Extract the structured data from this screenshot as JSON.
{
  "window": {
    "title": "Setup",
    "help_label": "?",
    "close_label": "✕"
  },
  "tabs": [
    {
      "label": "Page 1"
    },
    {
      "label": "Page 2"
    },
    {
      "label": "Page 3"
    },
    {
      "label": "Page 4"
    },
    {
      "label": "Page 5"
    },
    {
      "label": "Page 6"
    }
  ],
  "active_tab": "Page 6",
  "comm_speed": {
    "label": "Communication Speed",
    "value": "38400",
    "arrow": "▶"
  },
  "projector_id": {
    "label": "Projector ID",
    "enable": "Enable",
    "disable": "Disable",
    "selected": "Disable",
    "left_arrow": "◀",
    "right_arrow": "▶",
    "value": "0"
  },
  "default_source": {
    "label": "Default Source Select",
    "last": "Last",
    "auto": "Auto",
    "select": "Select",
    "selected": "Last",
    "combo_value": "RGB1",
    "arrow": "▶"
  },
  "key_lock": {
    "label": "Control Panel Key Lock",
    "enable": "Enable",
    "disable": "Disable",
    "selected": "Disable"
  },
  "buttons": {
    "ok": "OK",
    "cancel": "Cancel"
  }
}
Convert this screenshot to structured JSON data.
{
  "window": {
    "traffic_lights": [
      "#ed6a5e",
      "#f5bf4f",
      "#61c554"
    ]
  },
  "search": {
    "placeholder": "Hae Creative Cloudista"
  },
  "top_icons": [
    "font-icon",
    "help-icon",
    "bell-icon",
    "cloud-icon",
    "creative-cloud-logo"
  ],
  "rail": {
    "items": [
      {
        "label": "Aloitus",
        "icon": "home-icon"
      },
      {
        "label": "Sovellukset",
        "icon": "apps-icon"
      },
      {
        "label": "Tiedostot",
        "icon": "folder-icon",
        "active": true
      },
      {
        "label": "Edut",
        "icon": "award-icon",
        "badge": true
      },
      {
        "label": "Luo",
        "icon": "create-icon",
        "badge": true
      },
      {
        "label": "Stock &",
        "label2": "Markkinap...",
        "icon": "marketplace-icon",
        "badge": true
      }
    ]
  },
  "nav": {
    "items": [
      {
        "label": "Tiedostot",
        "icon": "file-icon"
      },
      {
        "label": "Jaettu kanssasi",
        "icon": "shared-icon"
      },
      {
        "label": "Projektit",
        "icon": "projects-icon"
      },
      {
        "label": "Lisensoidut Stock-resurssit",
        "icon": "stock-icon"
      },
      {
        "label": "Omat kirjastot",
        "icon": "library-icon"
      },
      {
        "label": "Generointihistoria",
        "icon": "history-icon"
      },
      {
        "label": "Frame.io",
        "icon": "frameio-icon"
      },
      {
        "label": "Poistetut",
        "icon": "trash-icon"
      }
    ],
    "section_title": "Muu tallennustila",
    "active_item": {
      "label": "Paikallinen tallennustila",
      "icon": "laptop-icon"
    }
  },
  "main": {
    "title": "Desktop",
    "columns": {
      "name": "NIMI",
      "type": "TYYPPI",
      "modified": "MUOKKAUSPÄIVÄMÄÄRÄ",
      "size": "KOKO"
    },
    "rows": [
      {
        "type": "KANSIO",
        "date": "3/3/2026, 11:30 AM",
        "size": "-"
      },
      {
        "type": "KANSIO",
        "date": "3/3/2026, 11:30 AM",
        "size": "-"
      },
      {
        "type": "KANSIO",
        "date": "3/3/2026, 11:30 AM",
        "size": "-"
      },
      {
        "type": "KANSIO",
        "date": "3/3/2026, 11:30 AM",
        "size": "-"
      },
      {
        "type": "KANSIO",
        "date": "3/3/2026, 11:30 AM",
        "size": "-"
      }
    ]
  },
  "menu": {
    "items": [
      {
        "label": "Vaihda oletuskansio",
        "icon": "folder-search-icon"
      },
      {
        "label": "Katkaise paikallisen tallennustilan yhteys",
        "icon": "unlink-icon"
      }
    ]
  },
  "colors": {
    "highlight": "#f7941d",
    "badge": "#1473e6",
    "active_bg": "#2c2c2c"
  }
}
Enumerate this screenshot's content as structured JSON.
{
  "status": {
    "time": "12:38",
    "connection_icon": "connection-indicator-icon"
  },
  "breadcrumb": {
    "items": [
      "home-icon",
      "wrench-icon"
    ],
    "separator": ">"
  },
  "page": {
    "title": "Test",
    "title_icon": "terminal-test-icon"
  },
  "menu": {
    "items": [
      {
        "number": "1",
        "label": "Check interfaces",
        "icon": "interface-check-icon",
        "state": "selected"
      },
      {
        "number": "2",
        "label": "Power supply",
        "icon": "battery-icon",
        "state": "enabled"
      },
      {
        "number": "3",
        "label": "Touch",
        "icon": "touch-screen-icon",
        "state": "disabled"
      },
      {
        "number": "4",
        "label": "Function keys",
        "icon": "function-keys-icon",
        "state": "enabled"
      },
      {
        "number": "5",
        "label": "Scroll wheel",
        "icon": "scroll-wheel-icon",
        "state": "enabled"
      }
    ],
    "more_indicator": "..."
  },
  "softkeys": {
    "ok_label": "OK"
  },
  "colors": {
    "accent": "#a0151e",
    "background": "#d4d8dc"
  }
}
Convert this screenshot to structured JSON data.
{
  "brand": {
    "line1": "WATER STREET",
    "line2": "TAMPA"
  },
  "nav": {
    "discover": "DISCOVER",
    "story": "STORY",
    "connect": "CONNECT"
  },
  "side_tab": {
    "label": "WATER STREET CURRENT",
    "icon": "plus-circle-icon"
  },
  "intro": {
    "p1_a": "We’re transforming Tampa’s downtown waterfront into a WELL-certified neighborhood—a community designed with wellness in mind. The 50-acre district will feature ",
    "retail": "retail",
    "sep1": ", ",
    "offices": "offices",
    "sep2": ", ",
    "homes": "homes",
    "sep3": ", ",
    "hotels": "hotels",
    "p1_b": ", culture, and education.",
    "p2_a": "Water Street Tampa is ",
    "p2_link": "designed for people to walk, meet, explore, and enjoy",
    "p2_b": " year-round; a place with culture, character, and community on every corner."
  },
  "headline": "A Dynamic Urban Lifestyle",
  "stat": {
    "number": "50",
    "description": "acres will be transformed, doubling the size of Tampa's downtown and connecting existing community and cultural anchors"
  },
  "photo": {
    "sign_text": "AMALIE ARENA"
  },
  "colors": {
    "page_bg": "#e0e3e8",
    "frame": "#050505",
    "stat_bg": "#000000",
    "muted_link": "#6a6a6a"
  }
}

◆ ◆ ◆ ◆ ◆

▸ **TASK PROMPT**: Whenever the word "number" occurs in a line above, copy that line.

▸ **ANSWER SECTION**:
        "number": "1",
        "number": "2",
        "number": "3",
        "number": "4",
        "number": "5",
    "number": "50",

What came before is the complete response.